◆ WORK REQUIRED ◆
Copy every line of the data exactly, leaving nothing out.

Component data from apps and pages

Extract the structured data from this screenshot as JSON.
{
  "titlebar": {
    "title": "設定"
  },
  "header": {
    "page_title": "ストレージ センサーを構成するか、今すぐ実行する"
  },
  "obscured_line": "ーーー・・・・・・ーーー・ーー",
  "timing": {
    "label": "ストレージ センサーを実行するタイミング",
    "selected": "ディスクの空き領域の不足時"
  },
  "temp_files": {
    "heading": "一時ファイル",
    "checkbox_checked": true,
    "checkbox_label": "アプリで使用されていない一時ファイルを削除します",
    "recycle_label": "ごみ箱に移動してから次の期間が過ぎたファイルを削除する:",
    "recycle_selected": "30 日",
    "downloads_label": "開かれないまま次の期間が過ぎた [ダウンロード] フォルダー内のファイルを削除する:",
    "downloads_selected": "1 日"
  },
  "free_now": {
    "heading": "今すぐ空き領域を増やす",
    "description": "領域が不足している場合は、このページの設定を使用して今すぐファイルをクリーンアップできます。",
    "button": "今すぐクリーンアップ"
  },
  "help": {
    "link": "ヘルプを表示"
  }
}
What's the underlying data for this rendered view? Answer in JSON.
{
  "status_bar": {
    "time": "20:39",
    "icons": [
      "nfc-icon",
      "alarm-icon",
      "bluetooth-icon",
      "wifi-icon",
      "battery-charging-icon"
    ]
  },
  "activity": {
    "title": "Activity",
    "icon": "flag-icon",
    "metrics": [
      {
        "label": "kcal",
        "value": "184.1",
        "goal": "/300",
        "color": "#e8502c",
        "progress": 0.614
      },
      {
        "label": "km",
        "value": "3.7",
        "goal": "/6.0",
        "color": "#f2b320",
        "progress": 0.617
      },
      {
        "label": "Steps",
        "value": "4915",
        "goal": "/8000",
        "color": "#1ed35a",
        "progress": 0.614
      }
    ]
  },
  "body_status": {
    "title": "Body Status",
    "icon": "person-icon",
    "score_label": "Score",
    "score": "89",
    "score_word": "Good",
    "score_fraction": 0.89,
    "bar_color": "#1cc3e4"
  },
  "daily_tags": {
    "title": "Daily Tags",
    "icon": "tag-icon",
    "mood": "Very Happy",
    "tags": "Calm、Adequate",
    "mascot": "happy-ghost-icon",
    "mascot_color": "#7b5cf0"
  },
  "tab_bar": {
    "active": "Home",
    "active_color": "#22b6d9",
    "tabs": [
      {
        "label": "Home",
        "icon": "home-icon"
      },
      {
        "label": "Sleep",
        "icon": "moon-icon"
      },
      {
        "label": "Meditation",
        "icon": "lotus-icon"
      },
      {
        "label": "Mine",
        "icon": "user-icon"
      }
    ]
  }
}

◆ RESPONSE FOR THIS EXERCISE ◆
Extract the structured data from this screenshot as JSON.
{
  "titlebar": {
    "title": "設定"
  },
  "header": {
    "page_title": "ストレージ センサーを構成するか、今すぐ実行する"
  },
  "obscured_line": "ーーー・・・・・・ーーー・ーー",
  "timing": {
    "label": "ストレージ センサーを実行するタイミング",
    "selected": "ディスクの空き領域の不足時"
  },
  "temp_files": {
    "heading": "一時ファイル",
    "checkbox_checked": true,
    "checkbox_label": "アプリで使用されていない一時ファイルを削除します",
    "recycle_label": "ごみ箱に移動してから次の期間が過ぎたファイルを削除する:",
    "recycle_selected": "30 日",
    "downloads_label": "開かれないまま次の期間が過ぎた [ダウンロード] フォルダー内のファイルを削除する:",
    "downloads_selected": "1 日"
  },
  "free_now": {
    "heading": "今すぐ空き領域を増やす",
    "description": "領域が不足している場合は、このページの設定を使用して今すぐファイルをクリーンアップできます。",
    "button": "今すぐクリーンアップ"
  },
  "help": {
    "link": "ヘルプを表示"
  }
}
What's the underlying data for this rendered view? Answer in JSON.
{
  "status_bar": {
    "time": "20:39",
    "icons": [
      "nfc-icon",
      "alarm-icon",
      "bluetooth-icon",
      "wifi-icon",
      "battery-charging-icon"
    ]
  },
  "activity": {
    "title": "Activity",
    "icon": "flag-icon",
    "metrics": [
      {
        "label": "kcal",
        "value": "184.1",
        "goal": "/300",
        "color": "#e8502c",
        "progress": 0.614
      },
      {
        "label": "km",
        "value": "3.7",
        "goal": "/6.0",
        "color": "#f2b320",
        "progress": 0.617
      },
      {
        "label": "Steps",
        "value": "4915",
        "goal": "/8000",
        "color": "#1ed35a",
        "progress": 0.614
      }
    ]
  },
  "body_status": {
    "title": "Body Status",
    "icon": "person-icon",
    "score_label": "Score",
    "score": "89",
    "score_word": "Good",
    "score_fraction": 0.89,
    "bar_color": "#1cc3e4"
  },
  "daily_tags": {
    "title": "Daily Tags",
    "icon": "tag-icon",
    "mood": "Very Happy",
    "tags": "Calm、Adequate",
    "mascot": "happy-ghost-icon",
    "mascot_color": "#7b5cf0"
  },
  "tab_bar": {
    "active": "Home",
    "active_color": "#22b6d9",
    "tabs": [
      {
        "label": "Home",
        "icon": "home-icon"
      },
      {
        "label": "Sleep",
        "icon": "moon-icon"
      },
      {
        "label": "Meditation",
        "icon": "lotus-icon"
      },
      {
        "label": "Mine",
        "icon": "user-icon"
      }
    ]
  }
}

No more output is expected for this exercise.